== Segment start ==
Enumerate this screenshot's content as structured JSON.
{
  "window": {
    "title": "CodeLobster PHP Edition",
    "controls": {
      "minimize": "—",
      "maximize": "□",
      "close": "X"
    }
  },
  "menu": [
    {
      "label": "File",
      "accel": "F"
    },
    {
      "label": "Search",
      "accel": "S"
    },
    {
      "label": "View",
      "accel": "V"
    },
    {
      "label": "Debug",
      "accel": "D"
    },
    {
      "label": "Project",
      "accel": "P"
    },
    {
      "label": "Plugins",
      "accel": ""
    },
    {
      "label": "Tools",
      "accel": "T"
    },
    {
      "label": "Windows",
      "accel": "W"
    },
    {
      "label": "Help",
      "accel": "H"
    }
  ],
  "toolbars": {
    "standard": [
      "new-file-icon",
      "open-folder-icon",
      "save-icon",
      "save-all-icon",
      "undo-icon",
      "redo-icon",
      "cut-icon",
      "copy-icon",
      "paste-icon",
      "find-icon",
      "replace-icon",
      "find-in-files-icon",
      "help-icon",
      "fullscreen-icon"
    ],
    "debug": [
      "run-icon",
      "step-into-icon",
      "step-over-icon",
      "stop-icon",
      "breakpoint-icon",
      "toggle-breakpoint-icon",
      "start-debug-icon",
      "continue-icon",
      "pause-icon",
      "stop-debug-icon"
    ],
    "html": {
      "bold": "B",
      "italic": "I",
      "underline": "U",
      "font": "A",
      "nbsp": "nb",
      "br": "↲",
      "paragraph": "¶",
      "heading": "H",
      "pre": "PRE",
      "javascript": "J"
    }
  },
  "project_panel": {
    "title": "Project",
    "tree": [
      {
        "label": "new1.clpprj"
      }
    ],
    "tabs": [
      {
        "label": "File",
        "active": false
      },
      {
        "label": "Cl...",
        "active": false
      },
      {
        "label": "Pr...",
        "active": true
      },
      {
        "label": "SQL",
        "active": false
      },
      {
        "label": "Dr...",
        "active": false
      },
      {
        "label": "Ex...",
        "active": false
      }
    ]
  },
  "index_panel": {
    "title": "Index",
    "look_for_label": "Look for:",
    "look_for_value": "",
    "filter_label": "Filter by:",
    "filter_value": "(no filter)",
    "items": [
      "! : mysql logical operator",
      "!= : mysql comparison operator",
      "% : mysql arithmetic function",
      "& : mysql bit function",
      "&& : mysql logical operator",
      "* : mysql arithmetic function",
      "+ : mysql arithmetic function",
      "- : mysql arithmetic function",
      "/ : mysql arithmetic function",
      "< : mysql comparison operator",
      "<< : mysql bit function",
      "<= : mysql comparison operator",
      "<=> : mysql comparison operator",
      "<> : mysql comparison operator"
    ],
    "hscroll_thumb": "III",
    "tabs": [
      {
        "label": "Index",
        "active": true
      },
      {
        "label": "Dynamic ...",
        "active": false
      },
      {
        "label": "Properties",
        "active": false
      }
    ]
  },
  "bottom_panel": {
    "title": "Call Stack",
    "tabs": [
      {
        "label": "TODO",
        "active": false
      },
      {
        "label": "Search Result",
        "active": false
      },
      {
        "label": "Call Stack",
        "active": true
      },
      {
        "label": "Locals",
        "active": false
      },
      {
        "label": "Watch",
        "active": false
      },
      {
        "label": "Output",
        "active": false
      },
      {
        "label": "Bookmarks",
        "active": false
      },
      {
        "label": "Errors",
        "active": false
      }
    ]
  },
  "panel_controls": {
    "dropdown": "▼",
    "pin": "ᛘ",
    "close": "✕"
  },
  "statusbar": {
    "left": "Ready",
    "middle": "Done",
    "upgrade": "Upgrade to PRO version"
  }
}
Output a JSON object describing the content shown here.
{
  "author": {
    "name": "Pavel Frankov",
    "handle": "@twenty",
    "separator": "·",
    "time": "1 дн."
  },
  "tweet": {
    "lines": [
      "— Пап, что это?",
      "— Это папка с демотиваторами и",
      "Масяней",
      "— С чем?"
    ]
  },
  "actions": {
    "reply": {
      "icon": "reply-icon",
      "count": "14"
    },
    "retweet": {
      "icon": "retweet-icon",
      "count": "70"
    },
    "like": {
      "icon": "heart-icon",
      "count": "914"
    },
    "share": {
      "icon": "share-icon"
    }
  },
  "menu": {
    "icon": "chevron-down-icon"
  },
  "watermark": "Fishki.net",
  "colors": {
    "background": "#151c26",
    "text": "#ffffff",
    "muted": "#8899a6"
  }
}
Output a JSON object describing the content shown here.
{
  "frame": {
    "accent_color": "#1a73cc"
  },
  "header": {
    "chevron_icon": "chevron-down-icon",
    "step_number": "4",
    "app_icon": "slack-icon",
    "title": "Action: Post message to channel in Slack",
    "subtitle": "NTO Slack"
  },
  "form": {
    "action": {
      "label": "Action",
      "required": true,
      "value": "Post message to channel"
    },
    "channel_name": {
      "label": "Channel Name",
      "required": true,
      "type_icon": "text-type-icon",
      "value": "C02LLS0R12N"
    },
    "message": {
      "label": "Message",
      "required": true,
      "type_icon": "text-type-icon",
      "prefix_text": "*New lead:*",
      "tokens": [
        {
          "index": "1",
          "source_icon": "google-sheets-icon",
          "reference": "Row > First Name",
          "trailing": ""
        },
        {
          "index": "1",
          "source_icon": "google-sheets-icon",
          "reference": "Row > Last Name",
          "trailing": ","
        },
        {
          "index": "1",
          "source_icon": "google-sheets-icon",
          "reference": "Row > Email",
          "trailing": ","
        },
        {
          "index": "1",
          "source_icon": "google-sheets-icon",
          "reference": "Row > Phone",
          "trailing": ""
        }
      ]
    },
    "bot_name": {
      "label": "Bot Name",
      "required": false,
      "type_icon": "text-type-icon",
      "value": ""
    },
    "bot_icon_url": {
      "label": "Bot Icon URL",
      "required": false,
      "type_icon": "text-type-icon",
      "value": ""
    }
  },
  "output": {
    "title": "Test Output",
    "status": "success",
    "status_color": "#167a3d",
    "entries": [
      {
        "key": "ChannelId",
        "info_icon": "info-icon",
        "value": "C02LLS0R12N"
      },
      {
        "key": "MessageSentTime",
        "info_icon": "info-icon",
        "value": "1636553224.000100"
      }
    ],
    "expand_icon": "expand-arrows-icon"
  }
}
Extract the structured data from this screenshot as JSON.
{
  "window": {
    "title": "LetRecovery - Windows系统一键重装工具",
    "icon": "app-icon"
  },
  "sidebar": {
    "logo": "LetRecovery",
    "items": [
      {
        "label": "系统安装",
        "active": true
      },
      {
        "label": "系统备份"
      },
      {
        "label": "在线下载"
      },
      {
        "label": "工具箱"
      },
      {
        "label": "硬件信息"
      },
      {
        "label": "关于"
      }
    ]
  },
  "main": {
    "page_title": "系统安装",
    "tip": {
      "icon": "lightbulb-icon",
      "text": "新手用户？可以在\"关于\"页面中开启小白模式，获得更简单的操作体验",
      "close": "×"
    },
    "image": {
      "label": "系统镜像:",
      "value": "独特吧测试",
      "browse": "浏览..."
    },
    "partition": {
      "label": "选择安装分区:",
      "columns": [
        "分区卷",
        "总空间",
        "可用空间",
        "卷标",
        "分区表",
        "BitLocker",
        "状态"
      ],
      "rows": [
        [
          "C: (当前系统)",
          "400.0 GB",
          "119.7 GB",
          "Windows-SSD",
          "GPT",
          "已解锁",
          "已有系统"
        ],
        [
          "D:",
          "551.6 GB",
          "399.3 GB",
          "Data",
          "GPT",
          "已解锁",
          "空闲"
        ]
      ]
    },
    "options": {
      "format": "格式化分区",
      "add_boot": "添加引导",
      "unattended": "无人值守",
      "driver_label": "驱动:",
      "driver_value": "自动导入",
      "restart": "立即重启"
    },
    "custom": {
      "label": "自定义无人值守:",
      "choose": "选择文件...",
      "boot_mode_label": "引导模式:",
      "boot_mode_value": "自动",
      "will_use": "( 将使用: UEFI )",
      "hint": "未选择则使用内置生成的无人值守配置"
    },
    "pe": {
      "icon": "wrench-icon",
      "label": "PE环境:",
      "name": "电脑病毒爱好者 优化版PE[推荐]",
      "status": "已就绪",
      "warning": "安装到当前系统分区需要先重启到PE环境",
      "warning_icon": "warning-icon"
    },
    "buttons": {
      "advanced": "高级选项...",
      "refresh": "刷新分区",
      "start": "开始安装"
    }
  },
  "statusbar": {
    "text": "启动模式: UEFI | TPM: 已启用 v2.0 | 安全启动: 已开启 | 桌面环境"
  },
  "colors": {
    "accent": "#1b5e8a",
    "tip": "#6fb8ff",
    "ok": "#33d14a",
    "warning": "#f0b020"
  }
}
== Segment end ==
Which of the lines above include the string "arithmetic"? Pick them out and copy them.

      "% : mysql arithmetic function",
      "* : mysql arithmetic function",
      "+ : mysql arithmetic function",
      "- : mysql arithmetic function",
      "/ : mysql arithmetic function",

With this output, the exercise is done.